*** MATERIAL PROVIDED ***
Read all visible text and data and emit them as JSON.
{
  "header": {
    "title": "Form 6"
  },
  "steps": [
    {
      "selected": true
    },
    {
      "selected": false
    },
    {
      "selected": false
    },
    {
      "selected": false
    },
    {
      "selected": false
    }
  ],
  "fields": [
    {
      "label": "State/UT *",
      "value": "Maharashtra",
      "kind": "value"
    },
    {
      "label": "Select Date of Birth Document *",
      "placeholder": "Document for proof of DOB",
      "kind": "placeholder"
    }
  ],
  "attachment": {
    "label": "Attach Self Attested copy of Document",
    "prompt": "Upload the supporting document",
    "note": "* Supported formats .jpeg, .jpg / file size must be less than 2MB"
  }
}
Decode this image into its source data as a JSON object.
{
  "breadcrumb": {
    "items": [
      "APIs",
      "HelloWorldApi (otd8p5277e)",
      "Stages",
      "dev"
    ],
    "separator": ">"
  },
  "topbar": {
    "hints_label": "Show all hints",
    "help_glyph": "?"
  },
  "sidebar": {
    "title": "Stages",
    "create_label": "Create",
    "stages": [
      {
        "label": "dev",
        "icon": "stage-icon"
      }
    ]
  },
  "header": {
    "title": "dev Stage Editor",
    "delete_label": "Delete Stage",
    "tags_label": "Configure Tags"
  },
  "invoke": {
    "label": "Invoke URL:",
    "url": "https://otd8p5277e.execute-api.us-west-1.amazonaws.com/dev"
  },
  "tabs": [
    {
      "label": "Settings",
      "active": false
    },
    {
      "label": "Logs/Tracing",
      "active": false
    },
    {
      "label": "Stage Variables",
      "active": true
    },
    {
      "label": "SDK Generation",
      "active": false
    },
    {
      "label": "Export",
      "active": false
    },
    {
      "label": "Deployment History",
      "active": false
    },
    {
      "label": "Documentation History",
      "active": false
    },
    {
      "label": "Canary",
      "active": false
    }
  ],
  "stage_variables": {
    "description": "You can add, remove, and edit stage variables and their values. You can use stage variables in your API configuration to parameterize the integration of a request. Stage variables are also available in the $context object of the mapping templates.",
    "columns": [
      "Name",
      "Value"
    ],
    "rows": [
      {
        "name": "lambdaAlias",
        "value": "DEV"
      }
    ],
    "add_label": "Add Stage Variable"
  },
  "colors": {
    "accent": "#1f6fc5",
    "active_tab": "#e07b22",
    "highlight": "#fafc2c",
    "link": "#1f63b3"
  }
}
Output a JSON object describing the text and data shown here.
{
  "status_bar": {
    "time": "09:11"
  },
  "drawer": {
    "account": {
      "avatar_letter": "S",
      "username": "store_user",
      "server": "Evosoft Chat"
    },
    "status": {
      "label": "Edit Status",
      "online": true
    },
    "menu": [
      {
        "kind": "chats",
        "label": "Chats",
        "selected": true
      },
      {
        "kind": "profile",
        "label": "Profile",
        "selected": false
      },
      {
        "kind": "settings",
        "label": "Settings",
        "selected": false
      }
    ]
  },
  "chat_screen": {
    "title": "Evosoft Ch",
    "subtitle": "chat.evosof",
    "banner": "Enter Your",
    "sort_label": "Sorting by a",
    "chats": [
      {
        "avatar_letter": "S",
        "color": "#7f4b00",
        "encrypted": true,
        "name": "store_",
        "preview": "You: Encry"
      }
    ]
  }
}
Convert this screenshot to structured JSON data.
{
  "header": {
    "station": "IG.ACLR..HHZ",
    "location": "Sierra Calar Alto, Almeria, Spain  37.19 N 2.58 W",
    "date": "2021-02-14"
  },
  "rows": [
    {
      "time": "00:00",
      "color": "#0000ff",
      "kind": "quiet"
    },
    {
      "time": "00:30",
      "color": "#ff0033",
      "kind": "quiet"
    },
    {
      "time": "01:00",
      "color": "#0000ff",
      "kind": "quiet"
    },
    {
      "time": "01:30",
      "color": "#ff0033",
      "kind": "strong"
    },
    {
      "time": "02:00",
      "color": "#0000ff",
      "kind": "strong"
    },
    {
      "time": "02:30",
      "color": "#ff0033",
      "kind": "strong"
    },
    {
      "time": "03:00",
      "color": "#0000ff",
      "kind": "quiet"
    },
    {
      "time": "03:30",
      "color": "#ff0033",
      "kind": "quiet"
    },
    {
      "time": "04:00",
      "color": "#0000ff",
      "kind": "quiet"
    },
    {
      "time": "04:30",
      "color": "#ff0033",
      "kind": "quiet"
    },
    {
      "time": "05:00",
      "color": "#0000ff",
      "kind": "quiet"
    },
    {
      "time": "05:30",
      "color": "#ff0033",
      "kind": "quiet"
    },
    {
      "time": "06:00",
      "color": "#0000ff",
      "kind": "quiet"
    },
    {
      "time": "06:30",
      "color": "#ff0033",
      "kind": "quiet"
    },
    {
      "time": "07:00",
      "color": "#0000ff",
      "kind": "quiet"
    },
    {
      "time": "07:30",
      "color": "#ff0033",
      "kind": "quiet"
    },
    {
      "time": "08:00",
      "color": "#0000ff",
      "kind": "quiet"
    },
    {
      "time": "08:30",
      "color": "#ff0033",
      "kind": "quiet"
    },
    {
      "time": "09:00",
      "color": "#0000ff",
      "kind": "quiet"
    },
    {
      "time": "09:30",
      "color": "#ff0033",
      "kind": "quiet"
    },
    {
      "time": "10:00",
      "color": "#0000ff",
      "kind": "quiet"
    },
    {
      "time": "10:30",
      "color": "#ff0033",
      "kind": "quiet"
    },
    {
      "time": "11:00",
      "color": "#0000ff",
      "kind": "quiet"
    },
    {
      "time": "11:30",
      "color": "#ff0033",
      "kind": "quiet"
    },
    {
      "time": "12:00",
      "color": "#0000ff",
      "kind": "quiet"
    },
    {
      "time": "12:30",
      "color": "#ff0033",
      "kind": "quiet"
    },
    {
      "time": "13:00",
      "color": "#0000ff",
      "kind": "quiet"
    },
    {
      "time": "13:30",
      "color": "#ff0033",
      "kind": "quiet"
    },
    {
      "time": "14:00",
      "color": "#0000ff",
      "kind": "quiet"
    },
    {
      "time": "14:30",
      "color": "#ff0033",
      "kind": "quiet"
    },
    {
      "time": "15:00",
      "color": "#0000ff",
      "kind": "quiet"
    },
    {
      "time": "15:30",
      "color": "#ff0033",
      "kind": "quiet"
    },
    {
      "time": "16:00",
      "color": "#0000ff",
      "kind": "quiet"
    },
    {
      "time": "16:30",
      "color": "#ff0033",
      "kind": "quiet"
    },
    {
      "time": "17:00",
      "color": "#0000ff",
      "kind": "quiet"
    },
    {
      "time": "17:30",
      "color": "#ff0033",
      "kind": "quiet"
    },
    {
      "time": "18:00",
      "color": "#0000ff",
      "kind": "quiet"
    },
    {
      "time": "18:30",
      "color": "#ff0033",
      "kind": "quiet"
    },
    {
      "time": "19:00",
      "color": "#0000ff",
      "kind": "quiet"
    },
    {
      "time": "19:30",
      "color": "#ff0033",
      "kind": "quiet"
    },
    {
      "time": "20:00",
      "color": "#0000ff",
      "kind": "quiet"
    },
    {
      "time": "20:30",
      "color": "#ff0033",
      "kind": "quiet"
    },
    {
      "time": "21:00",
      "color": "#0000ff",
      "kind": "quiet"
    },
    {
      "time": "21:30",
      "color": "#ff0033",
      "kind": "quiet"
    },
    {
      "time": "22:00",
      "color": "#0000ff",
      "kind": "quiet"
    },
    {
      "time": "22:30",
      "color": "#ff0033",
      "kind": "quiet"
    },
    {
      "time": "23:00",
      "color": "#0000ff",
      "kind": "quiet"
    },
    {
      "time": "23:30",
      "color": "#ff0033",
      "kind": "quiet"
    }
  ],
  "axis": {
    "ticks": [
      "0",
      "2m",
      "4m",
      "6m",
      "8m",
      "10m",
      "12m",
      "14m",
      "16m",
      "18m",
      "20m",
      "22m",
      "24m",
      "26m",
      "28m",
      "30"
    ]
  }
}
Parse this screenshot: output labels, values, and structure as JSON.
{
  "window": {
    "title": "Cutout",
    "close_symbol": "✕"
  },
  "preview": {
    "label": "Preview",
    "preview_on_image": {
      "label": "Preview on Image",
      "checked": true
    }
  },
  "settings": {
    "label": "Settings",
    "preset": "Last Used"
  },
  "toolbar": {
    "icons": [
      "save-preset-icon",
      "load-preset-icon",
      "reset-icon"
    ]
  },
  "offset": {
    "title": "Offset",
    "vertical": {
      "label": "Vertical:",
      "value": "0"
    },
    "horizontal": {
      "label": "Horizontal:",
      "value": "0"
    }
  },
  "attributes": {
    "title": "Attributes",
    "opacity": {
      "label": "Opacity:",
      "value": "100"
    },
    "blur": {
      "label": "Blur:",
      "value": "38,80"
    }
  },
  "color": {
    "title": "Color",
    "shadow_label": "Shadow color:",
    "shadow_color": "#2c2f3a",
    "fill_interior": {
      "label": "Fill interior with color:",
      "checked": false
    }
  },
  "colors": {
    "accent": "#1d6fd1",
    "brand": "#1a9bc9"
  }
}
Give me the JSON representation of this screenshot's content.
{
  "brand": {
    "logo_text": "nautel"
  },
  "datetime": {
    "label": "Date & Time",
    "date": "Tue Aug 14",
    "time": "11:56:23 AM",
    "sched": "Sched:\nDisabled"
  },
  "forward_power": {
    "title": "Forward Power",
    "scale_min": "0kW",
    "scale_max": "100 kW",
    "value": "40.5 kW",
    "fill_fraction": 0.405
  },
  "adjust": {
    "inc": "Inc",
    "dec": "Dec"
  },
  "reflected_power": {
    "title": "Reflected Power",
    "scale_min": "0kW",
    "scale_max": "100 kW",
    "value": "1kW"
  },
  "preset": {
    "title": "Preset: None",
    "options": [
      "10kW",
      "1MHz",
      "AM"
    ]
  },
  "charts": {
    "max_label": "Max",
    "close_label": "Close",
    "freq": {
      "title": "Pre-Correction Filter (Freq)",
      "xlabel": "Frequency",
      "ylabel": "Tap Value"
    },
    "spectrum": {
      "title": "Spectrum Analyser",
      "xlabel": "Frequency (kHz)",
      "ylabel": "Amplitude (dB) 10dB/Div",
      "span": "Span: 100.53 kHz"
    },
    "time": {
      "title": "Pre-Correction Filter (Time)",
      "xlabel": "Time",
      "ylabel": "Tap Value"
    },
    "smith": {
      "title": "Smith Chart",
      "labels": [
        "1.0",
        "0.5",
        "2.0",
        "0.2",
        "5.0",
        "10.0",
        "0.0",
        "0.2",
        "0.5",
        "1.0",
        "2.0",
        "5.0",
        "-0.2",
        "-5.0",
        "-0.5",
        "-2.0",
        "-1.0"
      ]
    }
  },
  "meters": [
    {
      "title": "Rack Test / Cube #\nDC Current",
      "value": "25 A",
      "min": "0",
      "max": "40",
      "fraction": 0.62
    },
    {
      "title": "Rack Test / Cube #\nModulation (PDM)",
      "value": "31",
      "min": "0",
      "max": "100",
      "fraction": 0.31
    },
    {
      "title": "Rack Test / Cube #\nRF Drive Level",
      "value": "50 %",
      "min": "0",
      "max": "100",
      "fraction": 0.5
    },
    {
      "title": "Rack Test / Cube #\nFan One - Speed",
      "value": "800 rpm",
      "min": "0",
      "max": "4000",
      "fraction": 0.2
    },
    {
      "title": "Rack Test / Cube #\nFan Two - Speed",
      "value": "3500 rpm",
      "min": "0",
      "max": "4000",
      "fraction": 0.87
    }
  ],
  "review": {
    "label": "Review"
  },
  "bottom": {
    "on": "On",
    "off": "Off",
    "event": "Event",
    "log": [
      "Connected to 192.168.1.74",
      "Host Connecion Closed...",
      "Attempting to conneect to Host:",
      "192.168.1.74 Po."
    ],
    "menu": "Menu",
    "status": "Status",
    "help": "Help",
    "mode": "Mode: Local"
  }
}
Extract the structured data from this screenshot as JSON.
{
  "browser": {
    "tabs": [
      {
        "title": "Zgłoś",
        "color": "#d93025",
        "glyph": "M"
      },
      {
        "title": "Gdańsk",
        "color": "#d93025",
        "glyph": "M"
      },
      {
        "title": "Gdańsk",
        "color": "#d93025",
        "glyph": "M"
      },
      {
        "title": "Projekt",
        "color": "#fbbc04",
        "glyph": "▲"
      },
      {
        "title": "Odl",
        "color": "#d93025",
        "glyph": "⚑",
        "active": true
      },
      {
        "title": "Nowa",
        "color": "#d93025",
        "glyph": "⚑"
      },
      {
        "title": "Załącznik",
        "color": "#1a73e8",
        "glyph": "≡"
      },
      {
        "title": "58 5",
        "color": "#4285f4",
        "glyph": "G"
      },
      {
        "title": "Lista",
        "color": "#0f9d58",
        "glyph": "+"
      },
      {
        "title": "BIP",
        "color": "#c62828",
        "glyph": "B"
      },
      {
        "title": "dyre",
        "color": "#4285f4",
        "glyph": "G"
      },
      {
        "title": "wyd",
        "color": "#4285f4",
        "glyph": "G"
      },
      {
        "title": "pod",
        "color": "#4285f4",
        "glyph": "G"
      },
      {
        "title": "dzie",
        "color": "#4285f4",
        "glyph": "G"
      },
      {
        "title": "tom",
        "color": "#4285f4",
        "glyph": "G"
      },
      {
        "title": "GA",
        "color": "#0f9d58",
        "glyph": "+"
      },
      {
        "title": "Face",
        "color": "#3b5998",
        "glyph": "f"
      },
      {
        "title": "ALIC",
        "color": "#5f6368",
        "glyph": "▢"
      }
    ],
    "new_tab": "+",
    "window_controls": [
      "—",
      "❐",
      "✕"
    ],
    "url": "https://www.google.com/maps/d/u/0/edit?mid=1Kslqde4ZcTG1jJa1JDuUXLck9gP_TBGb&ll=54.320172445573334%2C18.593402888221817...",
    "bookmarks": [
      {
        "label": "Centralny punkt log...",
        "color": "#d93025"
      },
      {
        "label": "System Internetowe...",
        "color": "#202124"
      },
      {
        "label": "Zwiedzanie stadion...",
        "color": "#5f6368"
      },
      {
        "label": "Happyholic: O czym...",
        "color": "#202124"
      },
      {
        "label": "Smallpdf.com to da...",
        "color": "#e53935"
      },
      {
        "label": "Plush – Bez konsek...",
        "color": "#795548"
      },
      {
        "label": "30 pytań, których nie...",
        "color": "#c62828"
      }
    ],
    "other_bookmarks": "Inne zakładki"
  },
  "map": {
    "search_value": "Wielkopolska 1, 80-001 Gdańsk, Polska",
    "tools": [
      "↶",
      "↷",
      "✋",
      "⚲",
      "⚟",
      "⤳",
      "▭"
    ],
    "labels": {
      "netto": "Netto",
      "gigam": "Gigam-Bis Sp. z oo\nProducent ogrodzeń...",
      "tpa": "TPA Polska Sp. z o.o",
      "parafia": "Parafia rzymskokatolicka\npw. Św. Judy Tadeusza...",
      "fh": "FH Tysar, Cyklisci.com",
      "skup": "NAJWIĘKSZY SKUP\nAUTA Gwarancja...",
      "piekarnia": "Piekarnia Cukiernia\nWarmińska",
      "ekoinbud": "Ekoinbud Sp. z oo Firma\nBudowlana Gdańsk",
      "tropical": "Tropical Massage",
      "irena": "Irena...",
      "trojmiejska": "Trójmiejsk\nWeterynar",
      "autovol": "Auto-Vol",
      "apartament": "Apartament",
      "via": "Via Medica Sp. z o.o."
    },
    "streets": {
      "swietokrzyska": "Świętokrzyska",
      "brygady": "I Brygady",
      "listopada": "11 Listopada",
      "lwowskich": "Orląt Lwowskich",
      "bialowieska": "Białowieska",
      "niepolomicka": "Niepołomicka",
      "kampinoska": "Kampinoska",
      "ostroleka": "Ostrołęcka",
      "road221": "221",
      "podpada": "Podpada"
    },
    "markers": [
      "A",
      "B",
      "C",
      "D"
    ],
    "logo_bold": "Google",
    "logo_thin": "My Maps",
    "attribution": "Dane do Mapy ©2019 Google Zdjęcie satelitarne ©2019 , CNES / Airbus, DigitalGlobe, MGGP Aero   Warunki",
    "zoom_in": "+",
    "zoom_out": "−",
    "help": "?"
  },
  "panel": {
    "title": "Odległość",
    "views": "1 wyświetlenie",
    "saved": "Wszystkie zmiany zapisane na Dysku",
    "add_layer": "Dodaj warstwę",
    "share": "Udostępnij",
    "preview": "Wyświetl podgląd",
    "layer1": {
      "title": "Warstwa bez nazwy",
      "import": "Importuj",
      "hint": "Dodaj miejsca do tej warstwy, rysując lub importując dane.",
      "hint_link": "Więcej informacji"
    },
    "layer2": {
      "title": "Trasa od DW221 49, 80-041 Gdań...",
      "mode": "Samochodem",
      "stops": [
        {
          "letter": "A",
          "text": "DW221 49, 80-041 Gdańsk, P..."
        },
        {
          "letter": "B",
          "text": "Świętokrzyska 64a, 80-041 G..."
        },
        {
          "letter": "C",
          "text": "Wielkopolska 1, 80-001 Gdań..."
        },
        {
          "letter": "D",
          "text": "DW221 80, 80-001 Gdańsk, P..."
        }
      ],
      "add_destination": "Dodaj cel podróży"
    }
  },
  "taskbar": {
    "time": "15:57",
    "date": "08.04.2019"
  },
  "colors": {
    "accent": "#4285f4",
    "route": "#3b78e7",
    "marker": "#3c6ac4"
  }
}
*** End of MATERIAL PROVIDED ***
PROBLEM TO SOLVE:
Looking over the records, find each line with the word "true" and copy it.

OUTPUT FOR THIS TASK:
      "selected": true
      "active": true
      "online": true
        "selected": true
        "encrypted": true,
      "checked": true
        "active": true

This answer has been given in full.